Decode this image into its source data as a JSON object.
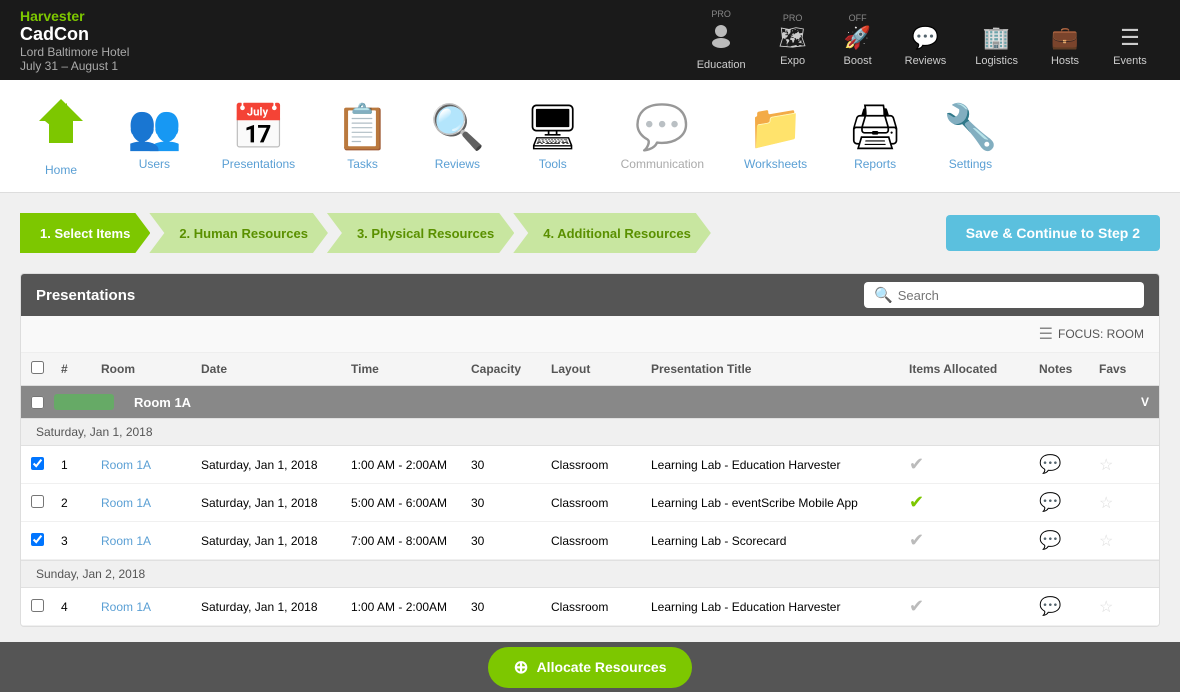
{
  "brand": {
    "logo_text": "Harvester",
    "title": "CadCon",
    "line1": "Lord Baltimore Hotel",
    "line2": "July 31 – August 1"
  },
  "top_nav": {
    "items": [
      {
        "label": "Education",
        "badge": "PRO",
        "icon": "👤",
        "name": "education"
      },
      {
        "label": "Expo",
        "badge": "PRO",
        "icon": "🗺",
        "name": "expo"
      },
      {
        "label": "Boost",
        "badge": "OFF",
        "icon": "🚀",
        "name": "boost"
      },
      {
        "label": "Reviews",
        "badge": "",
        "icon": "💬",
        "name": "reviews"
      },
      {
        "label": "Logistics",
        "badge": "",
        "icon": "🏢",
        "name": "logistics"
      },
      {
        "label": "Hosts",
        "badge": "",
        "icon": "💼",
        "name": "hosts"
      },
      {
        "label": "Events",
        "badge": "",
        "icon": "☰",
        "name": "events"
      }
    ]
  },
  "icon_nav": {
    "items": [
      {
        "label": "Home",
        "icon": "🏠",
        "color": "green",
        "name": "home"
      },
      {
        "label": "Users",
        "icon": "👥",
        "color": "blue",
        "name": "users"
      },
      {
        "label": "Presentations",
        "icon": "📅",
        "color": "blue",
        "name": "presentations"
      },
      {
        "label": "Tasks",
        "icon": "📋",
        "color": "blue",
        "name": "tasks"
      },
      {
        "label": "Reviews",
        "icon": "🔍",
        "color": "blue",
        "name": "reviews"
      },
      {
        "label": "Tools",
        "icon": "🖥",
        "color": "blue",
        "name": "tools"
      },
      {
        "label": "Communication",
        "icon": "💬",
        "color": "gray",
        "name": "communication"
      },
      {
        "label": "Worksheets",
        "icon": "📁",
        "color": "blue",
        "name": "worksheets"
      },
      {
        "label": "Reports",
        "icon": "🖨",
        "color": "blue",
        "name": "reports"
      },
      {
        "label": "Settings",
        "icon": "🔧",
        "color": "blue",
        "name": "settings"
      }
    ]
  },
  "steps": [
    {
      "label": "1. Select Items",
      "state": "active"
    },
    {
      "label": "2. Human Resources",
      "state": "inactive"
    },
    {
      "label": "3. Physical Resources",
      "state": "inactive"
    },
    {
      "label": "4. Additional Resources",
      "state": "inactive"
    }
  ],
  "save_btn_label": "Save & Continue to Step 2",
  "table": {
    "title": "Presentations",
    "search_placeholder": "Search",
    "focus_label": "FOCUS: ROOM",
    "columns": [
      "",
      "#",
      "Room",
      "Date",
      "Time",
      "Capacity",
      "Layout",
      "Presentation Title",
      "Items Allocated",
      "Notes",
      "Favs"
    ],
    "room_group": {
      "name": "Room 1A",
      "collapse": "V"
    },
    "date_groups": [
      {
        "date": "Saturday, Jan 1, 2018",
        "rows": [
          {
            "num": 1,
            "checked": true,
            "room": "Room 1A",
            "date": "Saturday, Jan 1, 2018",
            "time": "1:00 AM - 2:00AM",
            "capacity": 30,
            "layout": "Classroom",
            "title": "Learning Lab - Education Harvester",
            "allocated": "check-circle",
            "alloc_color": "gray",
            "notes": true,
            "fav": false
          },
          {
            "num": 2,
            "checked": false,
            "room": "Room 1A",
            "date": "Saturday, Jan 1, 2018",
            "time": "5:00 AM - 6:00AM",
            "capacity": 30,
            "layout": "Classroom",
            "title": "Learning Lab - eventScribe Mobile App",
            "allocated": "check-circle",
            "alloc_color": "green",
            "notes": true,
            "fav": false
          },
          {
            "num": 3,
            "checked": true,
            "room": "Room 1A",
            "date": "Saturday, Jan 1, 2018",
            "time": "7:00 AM - 8:00AM",
            "capacity": 30,
            "layout": "Classroom",
            "title": "Learning Lab - Scorecard",
            "allocated": "check-circle",
            "alloc_color": "gray",
            "notes": true,
            "fav": false
          }
        ]
      },
      {
        "date": "Sunday, Jan 2, 2018",
        "rows": [
          {
            "num": 4,
            "checked": false,
            "room": "Room 1A",
            "date": "Saturday, Jan 1, 2018",
            "time": "1:00 AM - 2:00AM",
            "capacity": 30,
            "layout": "Classroom",
            "title": "Learning Lab - Education Harvester",
            "allocated": "check-circle",
            "alloc_color": "gray",
            "notes": true,
            "fav": false
          }
        ]
      }
    ]
  },
  "allocate_btn_label": "Allocate Resources"
}
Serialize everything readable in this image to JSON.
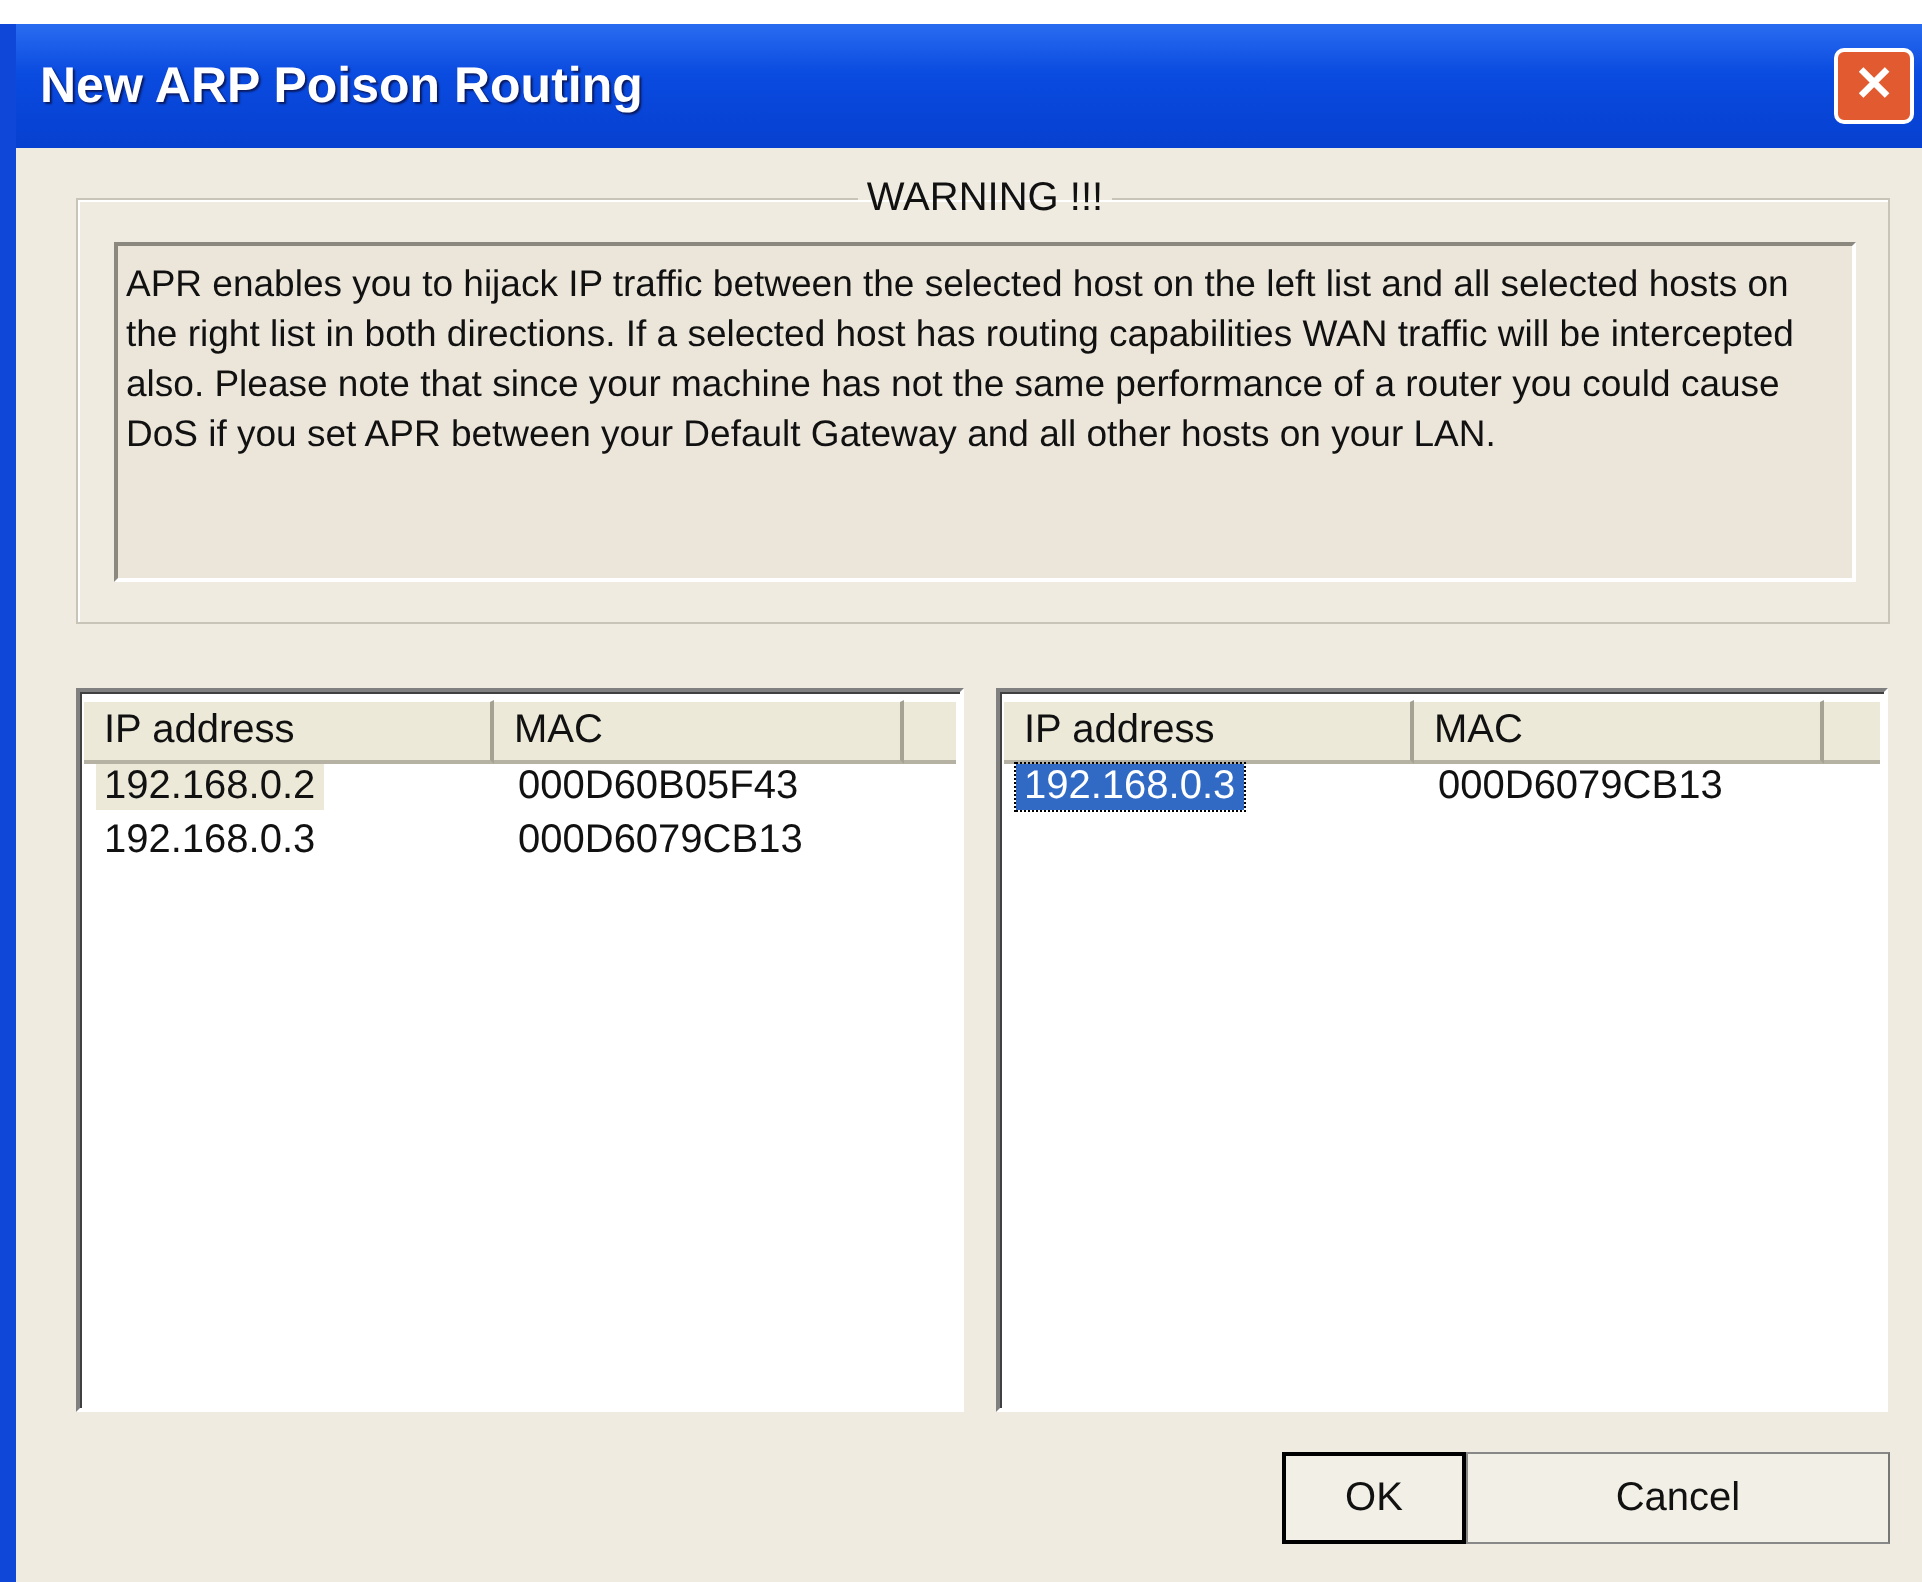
{
  "window": {
    "title": "New ARP Poison Routing",
    "close_button": "✕"
  },
  "warning": {
    "title": "WARNING !!!",
    "text": "APR enables you to hijack IP traffic between the selected host on the left list and all selected hosts on the right list in both directions. If a selected host has routing capabilities WAN traffic will be intercepted also. Please note that since your machine has not the same performance of a router you could cause DoS if you set APR between your Default Gateway and all other hosts on your LAN."
  },
  "lists": [
    {
      "focused": false,
      "columns": [
        "IP address",
        "MAC"
      ],
      "rows": [
        {
          "ip": "192.168.0.2",
          "mac": "000D60B05F43",
          "selected": true
        },
        {
          "ip": "192.168.0.3",
          "mac": "000D6079CB13",
          "selected": false
        }
      ]
    },
    {
      "focused": true,
      "columns": [
        "IP address",
        "MAC"
      ],
      "rows": [
        {
          "ip": "192.168.0.3",
          "mac": "000D6079CB13",
          "selected": true
        }
      ]
    }
  ],
  "buttons": [
    {
      "label": "OK",
      "default": true
    },
    {
      "label": "Cancel",
      "default": false
    }
  ]
}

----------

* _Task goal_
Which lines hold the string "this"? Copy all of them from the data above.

* _Response area_
Decode this image into its source data as a JSON object.
Serialize everything readable in this image to JSON.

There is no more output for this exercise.